*** Opening of Excerpted data ***

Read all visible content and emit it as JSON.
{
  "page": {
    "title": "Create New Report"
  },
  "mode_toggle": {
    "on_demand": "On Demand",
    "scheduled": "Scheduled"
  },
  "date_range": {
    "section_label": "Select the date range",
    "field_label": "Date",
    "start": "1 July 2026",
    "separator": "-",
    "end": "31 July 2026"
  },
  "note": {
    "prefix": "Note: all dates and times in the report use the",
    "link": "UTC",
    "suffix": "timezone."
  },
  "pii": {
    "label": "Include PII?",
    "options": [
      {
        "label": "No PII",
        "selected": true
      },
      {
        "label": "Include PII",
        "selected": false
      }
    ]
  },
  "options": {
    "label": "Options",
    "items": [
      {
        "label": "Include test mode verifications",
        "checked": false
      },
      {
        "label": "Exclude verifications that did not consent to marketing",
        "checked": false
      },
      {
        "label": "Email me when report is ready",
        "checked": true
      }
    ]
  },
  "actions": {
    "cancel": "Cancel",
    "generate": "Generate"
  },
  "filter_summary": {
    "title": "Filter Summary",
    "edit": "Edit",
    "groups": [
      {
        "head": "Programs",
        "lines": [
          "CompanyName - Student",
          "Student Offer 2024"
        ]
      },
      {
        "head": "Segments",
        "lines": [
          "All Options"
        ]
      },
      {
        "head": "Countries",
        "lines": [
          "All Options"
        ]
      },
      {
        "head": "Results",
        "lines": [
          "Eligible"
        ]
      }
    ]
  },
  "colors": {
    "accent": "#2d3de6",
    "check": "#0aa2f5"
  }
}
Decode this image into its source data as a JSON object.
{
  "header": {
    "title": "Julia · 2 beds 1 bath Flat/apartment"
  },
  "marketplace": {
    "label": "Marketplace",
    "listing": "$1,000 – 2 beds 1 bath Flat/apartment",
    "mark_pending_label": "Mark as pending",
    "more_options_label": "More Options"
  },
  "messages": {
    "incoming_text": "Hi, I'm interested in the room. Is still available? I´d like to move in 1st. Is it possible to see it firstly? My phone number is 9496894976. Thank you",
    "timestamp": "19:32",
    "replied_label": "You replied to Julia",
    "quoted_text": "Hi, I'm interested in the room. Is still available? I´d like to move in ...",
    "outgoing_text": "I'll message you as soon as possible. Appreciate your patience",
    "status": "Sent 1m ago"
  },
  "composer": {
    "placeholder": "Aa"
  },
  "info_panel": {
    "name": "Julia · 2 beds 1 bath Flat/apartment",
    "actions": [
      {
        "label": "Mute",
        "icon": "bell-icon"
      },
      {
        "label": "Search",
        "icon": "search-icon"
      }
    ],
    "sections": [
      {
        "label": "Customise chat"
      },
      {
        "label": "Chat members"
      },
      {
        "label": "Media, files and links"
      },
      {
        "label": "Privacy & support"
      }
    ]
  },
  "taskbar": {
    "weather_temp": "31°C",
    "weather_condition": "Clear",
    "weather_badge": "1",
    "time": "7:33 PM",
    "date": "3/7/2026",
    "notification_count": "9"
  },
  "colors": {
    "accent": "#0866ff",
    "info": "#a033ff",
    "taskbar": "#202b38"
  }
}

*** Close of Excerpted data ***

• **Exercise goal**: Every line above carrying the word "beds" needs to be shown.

• **Expected output**:
    "title": "Julia · 2 beds 1 bath Flat/apartment"
    "listing": "$1,000 – 2 beds 1 bath Flat/apartment",
    "name": "Julia · 2 beds 1 bath Flat/apartment",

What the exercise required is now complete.